Imagine writing a novel for young adults which (1) espouses the sanctity of marriage, (2) does not contain profanity, (3) promotes earning ones way in America, (4) advocates true friendship, (5) demonstrates the positive progression of America over the last 150 years, and (6) highlights the strength of the family unit; yet, the novel is dubbed “nonsense” by a recognized Virginia Civil War journalist and historian.
The above six principles the family narratives of Ann DeWitt. I have no 19th century written documentation of these six family values because they were passed down to me verbally by my ancestors. I do not secretly hide them but proudly share them with the world. As parents and/or readers, would you ban such a book from the shelves of bookstores, civil war & history museums, and libraries across America? Google key words: entangled in freedom. Witness a literary ban about the subject of Black Confederate Soldiers happening right before our eyes—in the open—on the internet.

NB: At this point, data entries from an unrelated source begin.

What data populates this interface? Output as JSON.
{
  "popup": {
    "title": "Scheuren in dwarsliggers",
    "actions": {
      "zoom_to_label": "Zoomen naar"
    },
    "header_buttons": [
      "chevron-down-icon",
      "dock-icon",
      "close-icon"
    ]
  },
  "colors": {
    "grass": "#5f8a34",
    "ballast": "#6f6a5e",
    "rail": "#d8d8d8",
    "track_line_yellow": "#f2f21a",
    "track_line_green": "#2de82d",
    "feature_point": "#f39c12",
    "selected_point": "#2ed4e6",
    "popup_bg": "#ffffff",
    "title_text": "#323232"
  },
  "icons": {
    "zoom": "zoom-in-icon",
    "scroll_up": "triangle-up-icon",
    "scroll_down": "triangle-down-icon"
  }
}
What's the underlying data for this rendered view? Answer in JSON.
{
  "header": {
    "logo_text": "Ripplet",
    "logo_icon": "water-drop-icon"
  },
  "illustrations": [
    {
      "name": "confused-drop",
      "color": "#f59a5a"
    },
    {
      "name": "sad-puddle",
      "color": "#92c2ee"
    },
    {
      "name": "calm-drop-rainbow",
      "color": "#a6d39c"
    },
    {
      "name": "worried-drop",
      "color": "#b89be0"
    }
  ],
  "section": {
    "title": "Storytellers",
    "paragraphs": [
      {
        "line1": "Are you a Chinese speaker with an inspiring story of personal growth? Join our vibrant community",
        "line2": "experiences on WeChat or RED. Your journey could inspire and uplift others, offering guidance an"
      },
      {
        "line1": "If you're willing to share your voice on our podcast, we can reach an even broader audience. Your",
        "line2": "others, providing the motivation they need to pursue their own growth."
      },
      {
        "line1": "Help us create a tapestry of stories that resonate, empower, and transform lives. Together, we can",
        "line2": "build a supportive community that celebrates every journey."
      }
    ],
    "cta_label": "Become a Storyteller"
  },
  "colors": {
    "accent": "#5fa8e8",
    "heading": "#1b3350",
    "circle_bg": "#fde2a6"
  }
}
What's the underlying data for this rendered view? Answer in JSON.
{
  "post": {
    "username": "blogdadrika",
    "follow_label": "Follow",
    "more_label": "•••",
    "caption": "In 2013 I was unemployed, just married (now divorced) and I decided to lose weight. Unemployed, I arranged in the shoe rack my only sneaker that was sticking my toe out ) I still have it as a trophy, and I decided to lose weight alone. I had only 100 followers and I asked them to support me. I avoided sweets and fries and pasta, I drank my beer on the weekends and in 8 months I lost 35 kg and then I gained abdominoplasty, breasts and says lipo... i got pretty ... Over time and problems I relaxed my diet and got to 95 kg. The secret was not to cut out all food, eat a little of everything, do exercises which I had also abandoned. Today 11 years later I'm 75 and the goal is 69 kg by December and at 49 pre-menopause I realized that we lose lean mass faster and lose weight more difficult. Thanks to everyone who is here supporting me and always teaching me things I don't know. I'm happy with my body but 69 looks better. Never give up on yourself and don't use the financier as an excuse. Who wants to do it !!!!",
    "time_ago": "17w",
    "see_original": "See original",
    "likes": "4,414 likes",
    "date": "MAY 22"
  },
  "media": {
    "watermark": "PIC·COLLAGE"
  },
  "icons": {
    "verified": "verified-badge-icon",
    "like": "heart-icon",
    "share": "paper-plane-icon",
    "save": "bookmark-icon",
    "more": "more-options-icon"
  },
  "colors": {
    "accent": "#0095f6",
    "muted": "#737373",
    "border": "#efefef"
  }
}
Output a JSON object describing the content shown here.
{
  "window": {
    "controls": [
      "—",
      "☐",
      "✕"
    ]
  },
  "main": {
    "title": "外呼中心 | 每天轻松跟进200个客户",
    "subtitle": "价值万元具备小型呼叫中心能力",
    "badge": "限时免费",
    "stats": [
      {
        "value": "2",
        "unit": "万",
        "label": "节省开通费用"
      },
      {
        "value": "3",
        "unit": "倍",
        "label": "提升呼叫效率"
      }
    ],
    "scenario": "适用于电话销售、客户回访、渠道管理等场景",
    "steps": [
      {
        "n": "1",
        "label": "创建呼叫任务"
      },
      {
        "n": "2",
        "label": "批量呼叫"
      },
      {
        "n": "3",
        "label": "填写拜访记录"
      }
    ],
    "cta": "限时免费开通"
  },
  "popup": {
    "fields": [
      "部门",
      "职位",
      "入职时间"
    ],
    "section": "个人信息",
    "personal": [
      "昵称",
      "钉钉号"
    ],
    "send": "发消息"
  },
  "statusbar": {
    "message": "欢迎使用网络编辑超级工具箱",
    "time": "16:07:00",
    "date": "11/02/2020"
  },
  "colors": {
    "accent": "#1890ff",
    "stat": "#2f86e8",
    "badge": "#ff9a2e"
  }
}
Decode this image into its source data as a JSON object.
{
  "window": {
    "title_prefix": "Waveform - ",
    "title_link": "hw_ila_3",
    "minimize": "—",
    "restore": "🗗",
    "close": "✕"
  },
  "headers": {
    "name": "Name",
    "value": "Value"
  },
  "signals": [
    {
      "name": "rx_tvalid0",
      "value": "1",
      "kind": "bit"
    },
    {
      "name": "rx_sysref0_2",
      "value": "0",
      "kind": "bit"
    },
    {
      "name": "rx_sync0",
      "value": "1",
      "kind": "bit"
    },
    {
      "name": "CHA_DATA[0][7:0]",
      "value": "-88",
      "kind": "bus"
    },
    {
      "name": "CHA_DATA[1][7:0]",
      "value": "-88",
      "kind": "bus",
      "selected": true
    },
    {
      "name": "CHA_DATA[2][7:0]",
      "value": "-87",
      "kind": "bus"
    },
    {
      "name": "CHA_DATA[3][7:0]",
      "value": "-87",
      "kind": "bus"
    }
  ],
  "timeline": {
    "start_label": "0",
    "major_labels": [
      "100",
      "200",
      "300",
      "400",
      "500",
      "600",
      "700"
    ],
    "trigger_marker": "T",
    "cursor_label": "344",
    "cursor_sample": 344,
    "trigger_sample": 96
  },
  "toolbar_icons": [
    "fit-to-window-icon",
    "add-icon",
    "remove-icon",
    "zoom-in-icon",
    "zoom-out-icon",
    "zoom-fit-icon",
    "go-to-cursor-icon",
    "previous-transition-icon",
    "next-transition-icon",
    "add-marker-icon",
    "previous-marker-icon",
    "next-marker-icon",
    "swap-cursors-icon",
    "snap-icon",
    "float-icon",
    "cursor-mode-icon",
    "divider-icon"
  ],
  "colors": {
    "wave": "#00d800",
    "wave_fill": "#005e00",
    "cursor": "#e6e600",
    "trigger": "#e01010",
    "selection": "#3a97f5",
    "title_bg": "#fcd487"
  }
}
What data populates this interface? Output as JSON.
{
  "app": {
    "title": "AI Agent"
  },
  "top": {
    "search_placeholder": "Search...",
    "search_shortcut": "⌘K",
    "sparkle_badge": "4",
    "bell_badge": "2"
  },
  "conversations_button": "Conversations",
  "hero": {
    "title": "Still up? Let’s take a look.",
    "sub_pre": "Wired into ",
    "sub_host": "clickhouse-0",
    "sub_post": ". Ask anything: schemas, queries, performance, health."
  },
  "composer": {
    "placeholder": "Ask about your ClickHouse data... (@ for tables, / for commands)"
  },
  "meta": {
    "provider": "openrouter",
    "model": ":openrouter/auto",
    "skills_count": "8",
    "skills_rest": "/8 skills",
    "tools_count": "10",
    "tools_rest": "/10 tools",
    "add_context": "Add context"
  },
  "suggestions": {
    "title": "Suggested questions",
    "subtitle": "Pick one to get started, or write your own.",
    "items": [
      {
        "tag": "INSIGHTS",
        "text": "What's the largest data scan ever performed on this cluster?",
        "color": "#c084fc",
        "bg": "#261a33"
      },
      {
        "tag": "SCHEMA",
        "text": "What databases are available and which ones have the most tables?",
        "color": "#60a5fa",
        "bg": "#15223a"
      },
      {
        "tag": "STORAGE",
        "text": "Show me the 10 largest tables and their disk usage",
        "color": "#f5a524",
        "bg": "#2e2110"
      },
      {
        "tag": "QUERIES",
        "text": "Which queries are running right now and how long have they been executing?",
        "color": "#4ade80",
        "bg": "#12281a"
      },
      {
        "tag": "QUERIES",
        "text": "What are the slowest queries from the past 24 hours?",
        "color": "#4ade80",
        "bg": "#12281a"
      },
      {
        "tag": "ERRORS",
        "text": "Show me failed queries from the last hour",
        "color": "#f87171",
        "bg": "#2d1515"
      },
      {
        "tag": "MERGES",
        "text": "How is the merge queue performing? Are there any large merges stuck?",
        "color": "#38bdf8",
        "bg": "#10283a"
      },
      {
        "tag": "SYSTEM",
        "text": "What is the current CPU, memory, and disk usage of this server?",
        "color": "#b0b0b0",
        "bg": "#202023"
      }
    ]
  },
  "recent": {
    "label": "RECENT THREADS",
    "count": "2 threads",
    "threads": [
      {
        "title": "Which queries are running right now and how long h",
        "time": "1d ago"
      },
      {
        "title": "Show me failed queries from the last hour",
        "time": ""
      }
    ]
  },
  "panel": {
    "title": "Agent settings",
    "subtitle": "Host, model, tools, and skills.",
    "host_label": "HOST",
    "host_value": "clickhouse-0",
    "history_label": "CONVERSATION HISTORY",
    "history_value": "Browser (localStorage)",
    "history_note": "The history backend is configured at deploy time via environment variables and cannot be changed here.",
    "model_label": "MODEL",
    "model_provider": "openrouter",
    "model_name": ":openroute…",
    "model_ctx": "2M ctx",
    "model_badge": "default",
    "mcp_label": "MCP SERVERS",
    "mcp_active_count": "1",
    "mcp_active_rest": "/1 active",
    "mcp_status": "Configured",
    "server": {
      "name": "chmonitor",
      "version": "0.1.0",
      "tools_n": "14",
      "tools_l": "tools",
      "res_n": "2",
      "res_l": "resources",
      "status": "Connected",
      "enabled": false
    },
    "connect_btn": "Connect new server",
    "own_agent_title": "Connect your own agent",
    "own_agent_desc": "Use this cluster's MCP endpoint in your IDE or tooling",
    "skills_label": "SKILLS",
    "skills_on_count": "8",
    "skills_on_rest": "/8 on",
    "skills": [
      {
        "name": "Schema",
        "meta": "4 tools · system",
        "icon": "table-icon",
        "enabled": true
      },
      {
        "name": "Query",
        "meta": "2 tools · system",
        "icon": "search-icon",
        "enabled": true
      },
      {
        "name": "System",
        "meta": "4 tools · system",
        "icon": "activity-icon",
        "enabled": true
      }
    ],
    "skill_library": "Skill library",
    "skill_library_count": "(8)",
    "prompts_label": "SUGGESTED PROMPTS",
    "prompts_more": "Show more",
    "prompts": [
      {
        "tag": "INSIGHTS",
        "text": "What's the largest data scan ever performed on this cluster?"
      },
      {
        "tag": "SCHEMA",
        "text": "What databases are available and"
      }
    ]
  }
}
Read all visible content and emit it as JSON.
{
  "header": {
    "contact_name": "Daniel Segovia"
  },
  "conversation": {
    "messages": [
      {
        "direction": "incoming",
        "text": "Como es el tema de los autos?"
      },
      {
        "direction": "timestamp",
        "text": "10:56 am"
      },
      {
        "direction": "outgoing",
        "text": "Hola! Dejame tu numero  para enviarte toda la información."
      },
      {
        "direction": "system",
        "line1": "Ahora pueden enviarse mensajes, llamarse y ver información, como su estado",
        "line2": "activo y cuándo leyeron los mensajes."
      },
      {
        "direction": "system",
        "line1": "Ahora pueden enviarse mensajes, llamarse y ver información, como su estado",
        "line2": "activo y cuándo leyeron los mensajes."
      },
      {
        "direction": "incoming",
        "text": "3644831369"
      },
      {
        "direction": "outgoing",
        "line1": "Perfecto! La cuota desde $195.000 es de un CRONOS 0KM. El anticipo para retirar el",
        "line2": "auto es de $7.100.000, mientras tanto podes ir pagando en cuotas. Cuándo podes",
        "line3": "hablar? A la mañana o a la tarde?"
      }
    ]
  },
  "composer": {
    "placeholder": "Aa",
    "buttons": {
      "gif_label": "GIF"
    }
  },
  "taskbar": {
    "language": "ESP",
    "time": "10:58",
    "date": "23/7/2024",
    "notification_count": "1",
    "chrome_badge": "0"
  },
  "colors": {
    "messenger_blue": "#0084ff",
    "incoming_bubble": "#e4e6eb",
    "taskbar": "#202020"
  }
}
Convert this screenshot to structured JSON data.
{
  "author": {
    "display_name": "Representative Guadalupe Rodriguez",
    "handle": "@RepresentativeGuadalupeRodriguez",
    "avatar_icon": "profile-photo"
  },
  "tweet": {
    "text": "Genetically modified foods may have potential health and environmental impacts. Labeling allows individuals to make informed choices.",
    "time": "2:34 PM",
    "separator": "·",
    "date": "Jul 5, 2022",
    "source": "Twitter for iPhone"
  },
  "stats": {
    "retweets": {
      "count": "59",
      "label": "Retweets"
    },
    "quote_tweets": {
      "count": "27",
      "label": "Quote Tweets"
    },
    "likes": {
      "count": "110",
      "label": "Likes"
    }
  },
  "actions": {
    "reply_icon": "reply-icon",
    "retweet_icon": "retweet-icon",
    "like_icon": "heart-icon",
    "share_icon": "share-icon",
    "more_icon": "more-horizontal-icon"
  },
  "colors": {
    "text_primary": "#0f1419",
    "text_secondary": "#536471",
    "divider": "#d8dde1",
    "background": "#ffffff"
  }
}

Let’s be clear that no one is trying to “ban” Ms. Dewitt’s and Mr. Weeks’s book. I am simply using this blog to point out the shortcomings of this children’s book. Whatever the virtues of this book may be, it does not trump the fact that neither author has any understanding of the history of slavery, race relations, and the role of African Americans in the Confederate army. The bibliography in this book clearly reflects a lack of serious research into their subject. I would go as far as to suggest that this book is dangerous and irresponsible and if this blog can help in preventing impressionable young minds from being exposed to it, so be it.